The Indian financial landscape is undergoing a dramatic change. India witnessed a surge in bank account ownership during the 2011-2017 period: 80 percent of Indians owned a bank account in 2017–an increase of 45 percentage points since 2011. This surge is primarily attributed to the Pradhan Mantri Jan Dhan Yojana (PMDJY).
However, this push for financial inclusion has not achieved its true objective, which is to ensure that all citizens not only have access to bank accounts, but avail other facilities that come with it–formal credit, insurance, and overdraft, to name a few.
According to the Global Findex database released by the World Bank, roughly one out of two bank accounts in India remain inactive, about twice the average of other developing economies. Worse, the gender gap in these inactive accounts is notable: 54 percent of women account holders report not using their account, as opposed to 43 percent male account holders.
This gap needs to be considered against the more general narrative on outcomes for women in India, and progress therein. While there has been a big shift in girls’ education in the last decade or so–with more girls enrolling in higher secondary and college education–India’s abominably low female labour force participation rates mean that many girls, despite their aspirations, are passing out of schools with no employment prospects.
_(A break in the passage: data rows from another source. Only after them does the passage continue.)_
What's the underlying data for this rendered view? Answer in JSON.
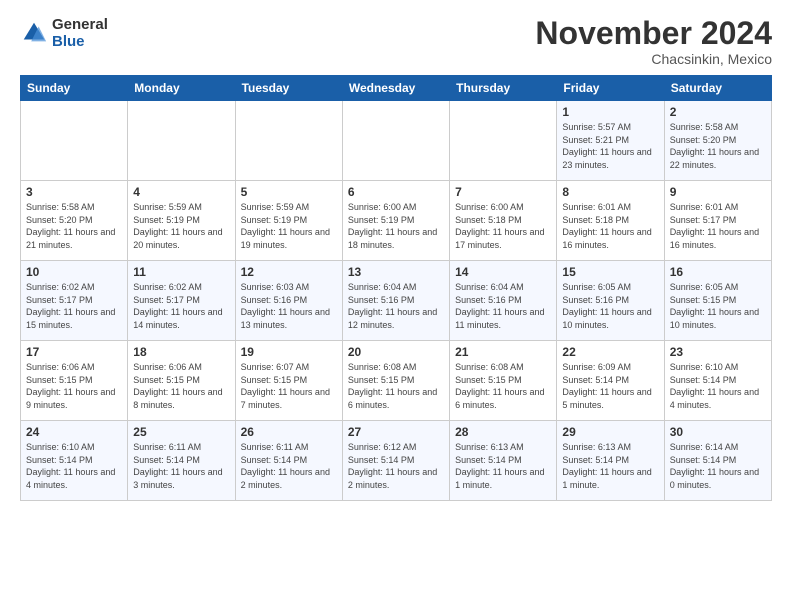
{
  "header": {
    "logo_line1": "General",
    "logo_line2": "Blue",
    "month": "November 2024",
    "location": "Chacsinkin, Mexico"
  },
  "days_of_week": [
    "Sunday",
    "Monday",
    "Tuesday",
    "Wednesday",
    "Thursday",
    "Friday",
    "Saturday"
  ],
  "weeks": [
    [
      {
        "day": "",
        "info": ""
      },
      {
        "day": "",
        "info": ""
      },
      {
        "day": "",
        "info": ""
      },
      {
        "day": "",
        "info": ""
      },
      {
        "day": "",
        "info": ""
      },
      {
        "day": "1",
        "info": "Sunrise: 5:57 AM\nSunset: 5:21 PM\nDaylight: 11 hours and 23 minutes."
      },
      {
        "day": "2",
        "info": "Sunrise: 5:58 AM\nSunset: 5:20 PM\nDaylight: 11 hours and 22 minutes."
      }
    ],
    [
      {
        "day": "3",
        "info": "Sunrise: 5:58 AM\nSunset: 5:20 PM\nDaylight: 11 hours and 21 minutes."
      },
      {
        "day": "4",
        "info": "Sunrise: 5:59 AM\nSunset: 5:19 PM\nDaylight: 11 hours and 20 minutes."
      },
      {
        "day": "5",
        "info": "Sunrise: 5:59 AM\nSunset: 5:19 PM\nDaylight: 11 hours and 19 minutes."
      },
      {
        "day": "6",
        "info": "Sunrise: 6:00 AM\nSunset: 5:19 PM\nDaylight: 11 hours and 18 minutes."
      },
      {
        "day": "7",
        "info": "Sunrise: 6:00 AM\nSunset: 5:18 PM\nDaylight: 11 hours and 17 minutes."
      },
      {
        "day": "8",
        "info": "Sunrise: 6:01 AM\nSunset: 5:18 PM\nDaylight: 11 hours and 16 minutes."
      },
      {
        "day": "9",
        "info": "Sunrise: 6:01 AM\nSunset: 5:17 PM\nDaylight: 11 hours and 16 minutes."
      }
    ],
    [
      {
        "day": "10",
        "info": "Sunrise: 6:02 AM\nSunset: 5:17 PM\nDaylight: 11 hours and 15 minutes."
      },
      {
        "day": "11",
        "info": "Sunrise: 6:02 AM\nSunset: 5:17 PM\nDaylight: 11 hours and 14 minutes."
      },
      {
        "day": "12",
        "info": "Sunrise: 6:03 AM\nSunset: 5:16 PM\nDaylight: 11 hours and 13 minutes."
      },
      {
        "day": "13",
        "info": "Sunrise: 6:04 AM\nSunset: 5:16 PM\nDaylight: 11 hours and 12 minutes."
      },
      {
        "day": "14",
        "info": "Sunrise: 6:04 AM\nSunset: 5:16 PM\nDaylight: 11 hours and 11 minutes."
      },
      {
        "day": "15",
        "info": "Sunrise: 6:05 AM\nSunset: 5:16 PM\nDaylight: 11 hours and 10 minutes."
      },
      {
        "day": "16",
        "info": "Sunrise: 6:05 AM\nSunset: 5:15 PM\nDaylight: 11 hours and 10 minutes."
      }
    ],
    [
      {
        "day": "17",
        "info": "Sunrise: 6:06 AM\nSunset: 5:15 PM\nDaylight: 11 hours and 9 minutes."
      },
      {
        "day": "18",
        "info": "Sunrise: 6:06 AM\nSunset: 5:15 PM\nDaylight: 11 hours and 8 minutes."
      },
      {
        "day": "19",
        "info": "Sunrise: 6:07 AM\nSunset: 5:15 PM\nDaylight: 11 hours and 7 minutes."
      },
      {
        "day": "20",
        "info": "Sunrise: 6:08 AM\nSunset: 5:15 PM\nDaylight: 11 hours and 6 minutes."
      },
      {
        "day": "21",
        "info": "Sunrise: 6:08 AM\nSunset: 5:15 PM\nDaylight: 11 hours and 6 minutes."
      },
      {
        "day": "22",
        "info": "Sunrise: 6:09 AM\nSunset: 5:14 PM\nDaylight: 11 hours and 5 minutes."
      },
      {
        "day": "23",
        "info": "Sunrise: 6:10 AM\nSunset: 5:14 PM\nDaylight: 11 hours and 4 minutes."
      }
    ],
    [
      {
        "day": "24",
        "info": "Sunrise: 6:10 AM\nSunset: 5:14 PM\nDaylight: 11 hours and 4 minutes."
      },
      {
        "day": "25",
        "info": "Sunrise: 6:11 AM\nSunset: 5:14 PM\nDaylight: 11 hours and 3 minutes."
      },
      {
        "day": "26",
        "info": "Sunrise: 6:11 AM\nSunset: 5:14 PM\nDaylight: 11 hours and 2 minutes."
      },
      {
        "day": "27",
        "info": "Sunrise: 6:12 AM\nSunset: 5:14 PM\nDaylight: 11 hours and 2 minutes."
      },
      {
        "day": "28",
        "info": "Sunrise: 6:13 AM\nSunset: 5:14 PM\nDaylight: 11 hours and 1 minute."
      },
      {
        "day": "29",
        "info": "Sunrise: 6:13 AM\nSunset: 5:14 PM\nDaylight: 11 hours and 1 minute."
      },
      {
        "day": "30",
        "info": "Sunrise: 6:14 AM\nSunset: 5:14 PM\nDaylight: 11 hours and 0 minutes."
      }
    ]
  ]
}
The debate on low female labour force participation and the reasons for it are intensive, and have sparked an entire research industry. However a study we at SEWA commissioned as part of the World Bank’s Skill India Mission Operation (SIMO) focuses on the possible solutions, one of which is identifying work opportunities available for women in India’s financial sector.
Can the financial industry be a prospective employer for the many, now more educated women, seeking work outside their homes?
Why is this a matter of interest? Because evidence shows that women tend to use their bank accounts and save and borrow more if they are served by female bankers and financial intermediaries.
First, female staff comprise a very small proportion of the financial industry workforce. The Bharat Microfinance Report 2017 by Sa-Dhan reveals that the total microfinance workforce in 2017 stood at 89,785 workers. Women comprised only 12 percent of the total workforce and 11 percent of the total field staff.
Our primary study confirmed these dismal numbers on women’s employment in the financial sector. Most of the field agents and employees of the financial institutions we interviewed were male. Perhaps the most dramatic example was that of microfinance institutions where we found that while all the clients were women, all the officers in the field were male.
Second, SEWA’s own studies suggest that women tend to save and borrow more when they are served by female financial intermediaries.
A basic income pilot conducted by SEWA in the state of Madhya Pradesh in 2011-12 compared the extent of financial inclusion in villages where SEWA operated through its network of vitya saathis (female banking correspondents) and villages where SEWA was not present.
It was found that in non-SEWA villages where no basic income was transferred, women held only 24 percent of their savings in financial institutions such as banks and cooperatives (figure 1). In comparison, in SEWA villages, 64 percent of women’s savings were in formal financial institutions.
Other internal studies of SEWA in Bihar and Uttarakhand also show a positive impact of financial intermediaries on women’s savings, and livelihoods.
(The article was written by Renana Jhabvala, Sonal Sharma and Soumya Kapoor Mehta and first published in idronline.org)